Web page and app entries
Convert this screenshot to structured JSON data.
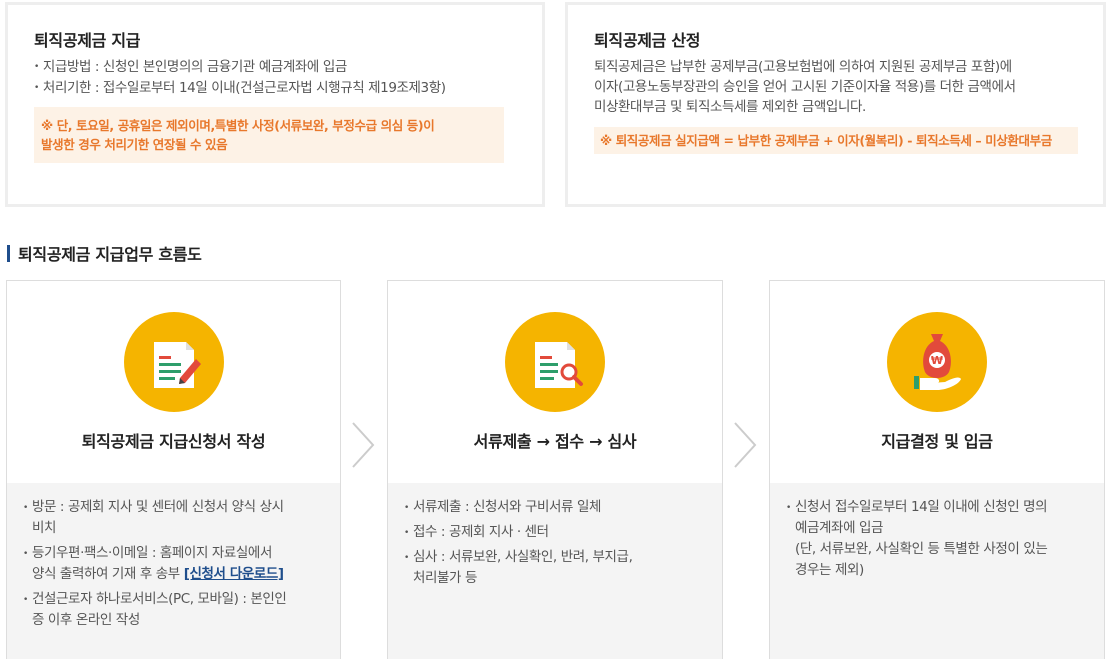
{
  "payment": {
    "title": "퇴직공제금 지급",
    "items": [
      "지급방법 : 신청인 본인명의의 금융기관 예금계좌에 입금",
      "처리기한 : 접수일로부터 14일 이내(건설근로자법 시행규칙 제19조제3항)"
    ],
    "note_line1": "※ 단, 토요일, 공휴일은 제외이며,특별한 사정(서류보완, 부정수급 의심 등)이",
    "note_line2": "발생한 경우 처리기한 연장될 수 있음"
  },
  "calculation": {
    "title": "퇴직공제금 산정",
    "lines": [
      "퇴직공제금은 납부한 공제부금(고용보험법에 의하여 지원된 공제부금 포함)에",
      "이자(고용노동부장관의 승인을 얻어 고시된 기준이자율 적용)를 더한 금액에서",
      "미상환대부금 및 퇴직소득세를 제외한 금액입니다."
    ],
    "formula": "※ 퇴직공제금 실지급액 = 납부한 공제부금 + 이자(월복리) - 퇴직소득세 – 미상환대부금"
  },
  "flow": {
    "title": "퇴직공제금 지급업무 흐름도",
    "steps": [
      {
        "icon": "document-pen-icon",
        "title": "퇴직공제금 지급신청서 작성",
        "item1_line1": "방문 : 공제회 지사 및 센터에 신청서 양식 상시",
        "item1_line2": "비치",
        "item2_line1": "등기우편·팩스·이메일 : 홈페이지 자료실에서",
        "item2_line2": "양식 출력하여 기재 후 송부 ",
        "item2_link": "[신청서 다운로드]",
        "item3_line1": "건설근로자 하나로서비스(PC, 모바일) : 본인인",
        "item3_line2": "증 이후 온라인 작성"
      },
      {
        "icon": "document-search-icon",
        "title": "서류제출 → 접수 → 심사",
        "item1": "서류제출 : 신청서와 구비서류 일체",
        "item2": "접수 : 공제회 지사 · 센터",
        "item3_line1": "심사 : 서류보완, 사실확인, 반려, 부지급,",
        "item3_line2": "처리불가 등"
      },
      {
        "icon": "money-bag-hand-icon",
        "title": "지급결정 및 입금",
        "item1_line1": "신청서 접수일로부터 14일 이내에 신청인 명의",
        "item1_line2": "예금계좌에 입금",
        "item1_line3": "(단, 서류보완, 사실확인 등 특별한 사정이 있는",
        "item1_line4": "경우는 제외)"
      }
    ]
  },
  "colors": {
    "accent_orange": "#e8782c",
    "note_bg": "#fdf2e6",
    "icon_circle": "#f5b400",
    "heading_bar": "#1f4e8c",
    "link": "#1f4e8c"
  }
}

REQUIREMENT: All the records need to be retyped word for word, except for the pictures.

TASK OUTPUT:
Convert this screenshot to structured JSON data.
{
  "payment": {
    "title": "퇴직공제금 지급",
    "items": [
      "지급방법 : 신청인 본인명의의 금융기관 예금계좌에 입금",
      "처리기한 : 접수일로부터 14일 이내(건설근로자법 시행규칙 제19조제3항)"
    ],
    "note_line1": "※ 단, 토요일, 공휴일은 제외이며,특별한 사정(서류보완, 부정수급 의심 등)이",
    "note_line2": "발생한 경우 처리기한 연장될 수 있음"
  },
  "calculation": {
    "title": "퇴직공제금 산정",
    "lines": [
      "퇴직공제금은 납부한 공제부금(고용보험법에 의하여 지원된 공제부금 포함)에",
      "이자(고용노동부장관의 승인을 얻어 고시된 기준이자율 적용)를 더한 금액에서",
      "미상환대부금 및 퇴직소득세를 제외한 금액입니다."
    ],
    "formula": "※ 퇴직공제금 실지급액 = 납부한 공제부금 + 이자(월복리) - 퇴직소득세 – 미상환대부금"
  },
  "flow": {
    "title": "퇴직공제금 지급업무 흐름도",
    "steps": [
      {
        "icon": "document-pen-icon",
        "title": "퇴직공제금 지급신청서 작성",
        "item1_line1": "방문 : 공제회 지사 및 센터에 신청서 양식 상시",
        "item1_line2": "비치",
        "item2_line1": "등기우편·팩스·이메일 : 홈페이지 자료실에서",
        "item2_line2": "양식 출력하여 기재 후 송부 ",
        "item2_link": "[신청서 다운로드]",
        "item3_line1": "건설근로자 하나로서비스(PC, 모바일) : 본인인",
        "item3_line2": "증 이후 온라인 작성"
      },
      {
        "icon": "document-search-icon",
        "title": "서류제출 → 접수 → 심사",
        "item1": "서류제출 : 신청서와 구비서류 일체",
        "item2": "접수 : 공제회 지사 · 센터",
        "item3_line1": "심사 : 서류보완, 사실확인, 반려, 부지급,",
        "item3_line2": "처리불가 등"
      },
      {
        "icon": "money-bag-hand-icon",
        "title": "지급결정 및 입금",
        "item1_line1": "신청서 접수일로부터 14일 이내에 신청인 명의",
        "item1_line2": "예금계좌에 입금",
        "item1_line3": "(단, 서류보완, 사실확인 등 특별한 사정이 있는",
        "item1_line4": "경우는 제외)"
      }
    ]
  },
  "colors": {
    "accent_orange": "#e8782c",
    "note_bg": "#fdf2e6",
    "icon_circle": "#f5b400",
    "heading_bar": "#1f4e8c",
    "link": "#1f4e8c"
  }
}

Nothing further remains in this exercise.